We've found a workaround recently that goes like this:
Subsystem sftp internal-sftp
Match Group sftponly
root@server:~ # chown root:root /home
root@server:~ # chmod 111 /home
root@server:~ # chmod 700 /home/*
/home satisfies the requirements for
ChrootDirectory and can't be listed by restricted users, but
sftponly users will not be able to log in if their home directories are set up as usual (
/home/$LOGNAME): under the chrooted environment their home directories aren't inside
/home but directly under root (
Set restricted users' homes to how they appear under chroot:
root@server:~ # usermod -d /username username
If any of the unrestricted users or some administration script uses bash's tilde expansion like
~username it will expand to
/username now, which isn't what is meant.
Also the admin that creates
sftponly users has to remember to use non-default home. Solveable with a script. Which the admin has to remember to use.
This is an alternative to the previous one that we ended up using:
root@server:~ # ln -s . /home/home
That is create a symlink inside
/home to its own dirname. Now under chroot
/home/username points to the same directory as without chroot. For restricted user logged in with sftp it would appear as

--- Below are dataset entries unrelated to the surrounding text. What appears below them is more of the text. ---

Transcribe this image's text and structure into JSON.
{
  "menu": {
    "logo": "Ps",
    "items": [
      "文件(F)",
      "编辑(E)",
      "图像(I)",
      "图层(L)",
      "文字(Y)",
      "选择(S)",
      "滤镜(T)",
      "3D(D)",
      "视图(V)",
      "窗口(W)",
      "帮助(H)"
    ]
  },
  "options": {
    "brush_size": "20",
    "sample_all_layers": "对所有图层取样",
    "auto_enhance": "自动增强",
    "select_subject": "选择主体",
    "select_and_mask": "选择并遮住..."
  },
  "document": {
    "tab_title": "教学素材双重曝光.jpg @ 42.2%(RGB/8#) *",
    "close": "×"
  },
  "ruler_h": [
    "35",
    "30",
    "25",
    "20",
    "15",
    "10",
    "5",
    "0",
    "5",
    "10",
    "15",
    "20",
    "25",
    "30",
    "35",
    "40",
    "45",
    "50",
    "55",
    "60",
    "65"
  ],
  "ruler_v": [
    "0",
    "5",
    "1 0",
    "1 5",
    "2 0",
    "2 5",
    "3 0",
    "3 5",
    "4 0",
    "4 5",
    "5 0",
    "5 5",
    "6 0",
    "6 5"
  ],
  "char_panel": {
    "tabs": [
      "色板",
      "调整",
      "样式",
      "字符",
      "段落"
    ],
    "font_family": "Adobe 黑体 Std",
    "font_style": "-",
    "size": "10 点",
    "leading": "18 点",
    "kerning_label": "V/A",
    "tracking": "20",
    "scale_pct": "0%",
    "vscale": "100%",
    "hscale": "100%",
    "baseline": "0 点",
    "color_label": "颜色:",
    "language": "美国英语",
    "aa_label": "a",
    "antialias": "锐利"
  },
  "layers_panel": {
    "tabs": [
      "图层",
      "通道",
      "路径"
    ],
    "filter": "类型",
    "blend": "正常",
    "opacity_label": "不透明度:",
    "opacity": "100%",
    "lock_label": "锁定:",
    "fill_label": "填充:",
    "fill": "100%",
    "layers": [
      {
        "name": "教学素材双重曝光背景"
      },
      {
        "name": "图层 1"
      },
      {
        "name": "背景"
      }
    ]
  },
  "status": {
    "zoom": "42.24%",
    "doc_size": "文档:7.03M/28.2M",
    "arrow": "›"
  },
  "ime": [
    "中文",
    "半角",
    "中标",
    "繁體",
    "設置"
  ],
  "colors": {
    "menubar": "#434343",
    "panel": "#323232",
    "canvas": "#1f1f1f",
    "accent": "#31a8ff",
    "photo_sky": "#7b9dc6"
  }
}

/username. This directory is writable to its owner (restricted user). Restricted user can't list its parent or home directories of any of the siblings by name.
The only thing special about an
sftponly user is its participation in the
sftponly group. We found it easier to deal with that the workaround 1.
- You can't have user named 'home' with a home directory
- You have to be careful with scripts that traverse
/home hierarchy and follow symlinks.